• [Problem details] Would you please repeat the data that follows, exactly as it reads?

[Exercise data]

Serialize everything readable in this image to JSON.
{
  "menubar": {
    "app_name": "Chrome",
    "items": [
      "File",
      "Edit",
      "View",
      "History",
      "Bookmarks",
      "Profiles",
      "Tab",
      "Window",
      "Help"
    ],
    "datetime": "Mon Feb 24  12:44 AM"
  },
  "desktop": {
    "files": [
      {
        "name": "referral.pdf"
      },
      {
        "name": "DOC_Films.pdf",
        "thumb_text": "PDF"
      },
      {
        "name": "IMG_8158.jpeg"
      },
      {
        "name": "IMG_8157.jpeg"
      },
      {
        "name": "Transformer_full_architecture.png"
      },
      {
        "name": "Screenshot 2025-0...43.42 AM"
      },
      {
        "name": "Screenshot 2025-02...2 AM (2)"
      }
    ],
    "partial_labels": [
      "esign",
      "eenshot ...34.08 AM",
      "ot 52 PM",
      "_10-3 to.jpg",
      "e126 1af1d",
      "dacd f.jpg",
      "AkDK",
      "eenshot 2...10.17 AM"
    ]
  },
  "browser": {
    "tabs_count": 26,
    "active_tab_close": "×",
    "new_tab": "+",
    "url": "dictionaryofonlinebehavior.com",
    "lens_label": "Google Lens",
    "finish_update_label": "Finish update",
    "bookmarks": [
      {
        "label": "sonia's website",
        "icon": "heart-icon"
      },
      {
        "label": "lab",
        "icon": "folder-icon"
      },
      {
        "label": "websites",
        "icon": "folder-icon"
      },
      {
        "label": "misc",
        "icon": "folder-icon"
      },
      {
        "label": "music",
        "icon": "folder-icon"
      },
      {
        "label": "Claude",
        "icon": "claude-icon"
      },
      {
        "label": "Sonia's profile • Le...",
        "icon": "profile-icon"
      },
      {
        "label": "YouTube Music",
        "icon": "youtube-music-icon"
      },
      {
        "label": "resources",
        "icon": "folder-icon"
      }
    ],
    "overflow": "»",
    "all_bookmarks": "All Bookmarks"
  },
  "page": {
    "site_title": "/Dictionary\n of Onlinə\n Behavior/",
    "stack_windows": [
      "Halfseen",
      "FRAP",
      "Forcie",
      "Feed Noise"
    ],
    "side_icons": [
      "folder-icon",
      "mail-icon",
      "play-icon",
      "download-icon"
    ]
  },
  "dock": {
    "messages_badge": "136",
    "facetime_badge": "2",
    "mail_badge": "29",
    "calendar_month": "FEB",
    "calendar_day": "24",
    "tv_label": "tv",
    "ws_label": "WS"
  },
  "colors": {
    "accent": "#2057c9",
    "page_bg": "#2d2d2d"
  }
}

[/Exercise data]

• [Response box]
Serialize everything readable in this image to JSON.
{
  "menubar": {
    "app_name": "Chrome",
    "items": [
      "File",
      "Edit",
      "View",
      "History",
      "Bookmarks",
      "Profiles",
      "Tab",
      "Window",
      "Help"
    ],
    "datetime": "Mon Feb 24  12:44 AM"
  },
  "desktop": {
    "files": [
      {
        "name": "referral.pdf"
      },
      {
        "name": "DOC_Films.pdf",
        "thumb_text": "PDF"
      },
      {
        "name": "IMG_8158.jpeg"
      },
      {
        "name": "IMG_8157.jpeg"
      },
      {
        "name": "Transformer_full_architecture.png"
      },
      {
        "name": "Screenshot 2025-0...43.42 AM"
      },
      {
        "name": "Screenshot 2025-02...2 AM (2)"
      }
    ],
    "partial_labels": [
      "esign",
      "eenshot ...34.08 AM",
      "ot 52 PM",
      "_10-3 to.jpg",
      "e126 1af1d",
      "dacd f.jpg",
      "AkDK",
      "eenshot 2...10.17 AM"
    ]
  },
  "browser": {
    "tabs_count": 26,
    "active_tab_close": "×",
    "new_tab": "+",
    "url": "dictionaryofonlinebehavior.com",
    "lens_label": "Google Lens",
    "finish_update_label": "Finish update",
    "bookmarks": [
      {
        "label": "sonia's website",
        "icon": "heart-icon"
      },
      {
        "label": "lab",
        "icon": "folder-icon"
      },
      {
        "label": "websites",
        "icon": "folder-icon"
      },
      {
        "label": "misc",
        "icon": "folder-icon"
      },
      {
        "label": "music",
        "icon": "folder-icon"
      },
      {
        "label": "Claude",
        "icon": "claude-icon"
      },
      {
        "label": "Sonia's profile • Le...",
        "icon": "profile-icon"
      },
      {
        "label": "YouTube Music",
        "icon": "youtube-music-icon"
      },
      {
        "label": "resources",
        "icon": "folder-icon"
      }
    ],
    "overflow": "»",
    "all_bookmarks": "All Bookmarks"
  },
  "page": {
    "site_title": "/Dictionary\n of Onlinə\n Behavior/",
    "stack_windows": [
      "Halfseen",
      "FRAP",
      "Forcie",
      "Feed Noise"
    ],
    "side_icons": [
      "folder-icon",
      "mail-icon",
      "play-icon",
      "download-icon"
    ]
  },
  "dock": {
    "messages_badge": "136",
    "facetime_badge": "2",
    "mail_badge": "29",
    "calendar_month": "FEB",
    "calendar_day": "24",
    "tv_label": "tv",
    "ws_label": "WS"
  },
  "colors": {
    "accent": "#2057c9",
    "page_bg": "#2d2d2d"
  }
}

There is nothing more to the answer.